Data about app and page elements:
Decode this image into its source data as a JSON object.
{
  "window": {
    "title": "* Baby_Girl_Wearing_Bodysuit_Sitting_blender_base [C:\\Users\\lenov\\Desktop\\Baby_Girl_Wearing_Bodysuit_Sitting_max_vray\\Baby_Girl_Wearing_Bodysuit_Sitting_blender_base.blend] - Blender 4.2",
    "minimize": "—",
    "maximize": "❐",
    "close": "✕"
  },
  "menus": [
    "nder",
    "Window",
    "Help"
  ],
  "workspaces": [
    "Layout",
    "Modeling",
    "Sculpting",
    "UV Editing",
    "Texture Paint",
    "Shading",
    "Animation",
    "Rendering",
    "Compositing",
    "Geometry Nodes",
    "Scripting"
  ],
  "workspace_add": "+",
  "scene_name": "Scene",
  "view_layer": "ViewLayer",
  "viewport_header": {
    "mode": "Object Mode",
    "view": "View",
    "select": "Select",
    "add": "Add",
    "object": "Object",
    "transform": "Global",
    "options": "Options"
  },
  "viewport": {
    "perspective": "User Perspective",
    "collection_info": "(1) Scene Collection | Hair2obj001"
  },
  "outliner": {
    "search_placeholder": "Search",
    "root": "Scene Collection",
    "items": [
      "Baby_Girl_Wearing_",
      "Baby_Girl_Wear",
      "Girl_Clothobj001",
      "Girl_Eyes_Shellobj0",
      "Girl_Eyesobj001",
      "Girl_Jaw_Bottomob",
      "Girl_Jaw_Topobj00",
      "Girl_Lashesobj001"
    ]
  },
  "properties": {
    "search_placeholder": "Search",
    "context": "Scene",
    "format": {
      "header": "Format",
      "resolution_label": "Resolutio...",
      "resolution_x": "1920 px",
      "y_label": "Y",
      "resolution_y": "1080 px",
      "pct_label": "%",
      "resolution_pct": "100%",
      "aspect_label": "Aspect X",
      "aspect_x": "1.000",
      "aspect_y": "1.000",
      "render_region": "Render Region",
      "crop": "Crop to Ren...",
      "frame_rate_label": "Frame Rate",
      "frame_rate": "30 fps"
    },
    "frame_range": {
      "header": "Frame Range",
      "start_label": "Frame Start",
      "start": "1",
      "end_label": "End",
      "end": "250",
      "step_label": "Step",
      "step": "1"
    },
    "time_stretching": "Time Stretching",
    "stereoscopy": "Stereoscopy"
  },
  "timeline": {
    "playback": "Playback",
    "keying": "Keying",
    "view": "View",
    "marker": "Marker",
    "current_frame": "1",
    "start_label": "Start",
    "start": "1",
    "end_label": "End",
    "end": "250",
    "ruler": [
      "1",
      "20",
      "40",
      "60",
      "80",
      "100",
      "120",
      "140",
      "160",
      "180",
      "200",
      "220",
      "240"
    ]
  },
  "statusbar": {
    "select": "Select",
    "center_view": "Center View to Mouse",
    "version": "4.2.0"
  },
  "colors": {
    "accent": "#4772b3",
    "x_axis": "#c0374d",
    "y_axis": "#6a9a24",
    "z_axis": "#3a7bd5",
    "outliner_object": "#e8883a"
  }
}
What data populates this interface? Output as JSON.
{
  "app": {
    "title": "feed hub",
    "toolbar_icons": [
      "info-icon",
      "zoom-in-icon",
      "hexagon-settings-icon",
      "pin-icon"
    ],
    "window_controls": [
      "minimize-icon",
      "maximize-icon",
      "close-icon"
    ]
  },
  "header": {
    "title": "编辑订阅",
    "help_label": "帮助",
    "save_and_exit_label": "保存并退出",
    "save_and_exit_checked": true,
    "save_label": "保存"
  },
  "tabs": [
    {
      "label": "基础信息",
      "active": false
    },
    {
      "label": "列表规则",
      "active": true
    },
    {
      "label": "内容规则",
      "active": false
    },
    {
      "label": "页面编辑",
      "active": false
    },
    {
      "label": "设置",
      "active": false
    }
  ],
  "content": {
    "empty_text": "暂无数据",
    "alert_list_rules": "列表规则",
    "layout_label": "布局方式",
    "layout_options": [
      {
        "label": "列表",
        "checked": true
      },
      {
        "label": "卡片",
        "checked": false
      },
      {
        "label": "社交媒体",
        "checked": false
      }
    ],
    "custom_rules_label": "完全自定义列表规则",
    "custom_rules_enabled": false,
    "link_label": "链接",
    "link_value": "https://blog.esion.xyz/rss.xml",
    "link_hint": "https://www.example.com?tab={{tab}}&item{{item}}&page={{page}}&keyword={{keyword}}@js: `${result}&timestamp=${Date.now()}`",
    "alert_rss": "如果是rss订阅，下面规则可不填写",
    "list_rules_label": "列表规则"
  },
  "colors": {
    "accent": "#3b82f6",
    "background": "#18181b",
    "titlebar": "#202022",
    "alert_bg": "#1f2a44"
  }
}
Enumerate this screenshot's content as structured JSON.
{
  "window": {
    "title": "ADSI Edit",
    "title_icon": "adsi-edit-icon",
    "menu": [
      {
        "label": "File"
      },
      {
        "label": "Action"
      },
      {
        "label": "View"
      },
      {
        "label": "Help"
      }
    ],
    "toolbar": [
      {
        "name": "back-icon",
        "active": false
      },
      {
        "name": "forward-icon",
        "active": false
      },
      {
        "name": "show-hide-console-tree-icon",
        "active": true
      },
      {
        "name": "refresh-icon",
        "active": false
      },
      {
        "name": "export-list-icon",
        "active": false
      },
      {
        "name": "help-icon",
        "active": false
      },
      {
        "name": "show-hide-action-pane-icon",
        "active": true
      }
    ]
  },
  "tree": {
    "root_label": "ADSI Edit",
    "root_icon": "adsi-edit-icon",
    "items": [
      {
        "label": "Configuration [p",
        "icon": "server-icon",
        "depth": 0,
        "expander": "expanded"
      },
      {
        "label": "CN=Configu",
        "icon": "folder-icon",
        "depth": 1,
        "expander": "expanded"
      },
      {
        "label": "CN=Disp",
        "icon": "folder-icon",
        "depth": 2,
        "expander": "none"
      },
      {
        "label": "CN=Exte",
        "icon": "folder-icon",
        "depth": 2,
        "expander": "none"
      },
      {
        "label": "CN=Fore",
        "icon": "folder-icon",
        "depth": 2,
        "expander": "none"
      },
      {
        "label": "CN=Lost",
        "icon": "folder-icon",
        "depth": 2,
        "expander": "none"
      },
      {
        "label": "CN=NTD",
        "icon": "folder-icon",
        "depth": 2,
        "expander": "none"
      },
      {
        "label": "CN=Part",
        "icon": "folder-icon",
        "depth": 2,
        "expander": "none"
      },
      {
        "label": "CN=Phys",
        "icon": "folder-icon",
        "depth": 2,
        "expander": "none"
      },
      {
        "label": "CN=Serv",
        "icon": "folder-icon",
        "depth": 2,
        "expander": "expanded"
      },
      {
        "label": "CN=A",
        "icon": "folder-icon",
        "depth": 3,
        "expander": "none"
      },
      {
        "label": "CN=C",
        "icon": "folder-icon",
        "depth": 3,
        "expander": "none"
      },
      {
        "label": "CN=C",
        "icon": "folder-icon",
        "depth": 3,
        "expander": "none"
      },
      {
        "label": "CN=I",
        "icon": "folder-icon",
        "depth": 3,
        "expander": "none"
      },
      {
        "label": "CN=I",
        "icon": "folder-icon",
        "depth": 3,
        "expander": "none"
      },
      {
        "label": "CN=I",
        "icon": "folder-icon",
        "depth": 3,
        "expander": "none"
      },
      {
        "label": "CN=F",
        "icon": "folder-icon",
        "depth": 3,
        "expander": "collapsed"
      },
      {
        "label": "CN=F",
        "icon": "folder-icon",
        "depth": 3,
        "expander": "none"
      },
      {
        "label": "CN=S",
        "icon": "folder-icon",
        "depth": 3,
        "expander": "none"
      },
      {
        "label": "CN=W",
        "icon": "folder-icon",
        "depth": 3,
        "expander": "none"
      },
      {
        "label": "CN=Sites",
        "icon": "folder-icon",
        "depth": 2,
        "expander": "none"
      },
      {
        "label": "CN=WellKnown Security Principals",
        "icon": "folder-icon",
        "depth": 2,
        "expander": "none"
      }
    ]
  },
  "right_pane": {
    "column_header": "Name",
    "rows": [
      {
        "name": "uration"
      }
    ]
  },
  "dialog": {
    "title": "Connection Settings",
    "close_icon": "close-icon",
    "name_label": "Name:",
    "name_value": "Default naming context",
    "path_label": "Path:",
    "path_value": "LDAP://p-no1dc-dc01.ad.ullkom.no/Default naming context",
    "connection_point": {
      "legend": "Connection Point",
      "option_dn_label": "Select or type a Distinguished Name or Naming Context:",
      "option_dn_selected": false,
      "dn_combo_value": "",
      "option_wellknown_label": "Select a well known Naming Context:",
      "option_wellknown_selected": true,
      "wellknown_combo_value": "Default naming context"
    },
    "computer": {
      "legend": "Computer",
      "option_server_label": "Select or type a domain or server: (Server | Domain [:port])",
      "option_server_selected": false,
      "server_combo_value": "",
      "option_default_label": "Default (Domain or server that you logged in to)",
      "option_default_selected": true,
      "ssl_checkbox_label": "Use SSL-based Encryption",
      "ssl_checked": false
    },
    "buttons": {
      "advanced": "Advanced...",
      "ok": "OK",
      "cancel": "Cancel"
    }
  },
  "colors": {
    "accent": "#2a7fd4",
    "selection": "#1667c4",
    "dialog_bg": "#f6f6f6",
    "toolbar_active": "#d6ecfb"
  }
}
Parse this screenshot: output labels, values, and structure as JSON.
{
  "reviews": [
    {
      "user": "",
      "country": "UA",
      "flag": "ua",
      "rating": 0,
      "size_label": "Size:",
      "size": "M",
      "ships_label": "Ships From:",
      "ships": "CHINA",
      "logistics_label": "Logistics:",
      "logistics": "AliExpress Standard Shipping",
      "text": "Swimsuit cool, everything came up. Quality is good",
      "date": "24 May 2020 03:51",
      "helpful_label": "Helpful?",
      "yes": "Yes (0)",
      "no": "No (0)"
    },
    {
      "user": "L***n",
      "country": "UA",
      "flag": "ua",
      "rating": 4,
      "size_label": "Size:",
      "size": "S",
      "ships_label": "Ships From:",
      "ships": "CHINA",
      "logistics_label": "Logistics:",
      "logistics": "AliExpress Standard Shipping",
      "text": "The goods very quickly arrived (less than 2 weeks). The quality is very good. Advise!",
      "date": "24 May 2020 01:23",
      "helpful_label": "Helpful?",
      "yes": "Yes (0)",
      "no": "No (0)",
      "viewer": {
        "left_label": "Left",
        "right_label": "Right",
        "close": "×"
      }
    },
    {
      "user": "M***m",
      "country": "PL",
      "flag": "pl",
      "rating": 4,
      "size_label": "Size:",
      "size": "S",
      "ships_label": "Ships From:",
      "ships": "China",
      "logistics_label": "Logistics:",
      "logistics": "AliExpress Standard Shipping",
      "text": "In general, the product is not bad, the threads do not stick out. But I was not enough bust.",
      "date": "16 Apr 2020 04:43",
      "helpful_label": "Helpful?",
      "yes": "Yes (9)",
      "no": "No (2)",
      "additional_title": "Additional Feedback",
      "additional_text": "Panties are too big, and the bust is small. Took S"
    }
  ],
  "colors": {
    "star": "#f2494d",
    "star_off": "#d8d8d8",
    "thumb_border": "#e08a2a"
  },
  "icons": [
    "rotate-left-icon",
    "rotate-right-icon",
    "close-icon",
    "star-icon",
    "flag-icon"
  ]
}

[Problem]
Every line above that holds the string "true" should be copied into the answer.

[Answer for the task]
    "save_and_exit_checked": true,
      "active": true
        "checked": true
        "active": true
        "active": true
      "option_wellknown_selected": true,
      "option_default_selected": true,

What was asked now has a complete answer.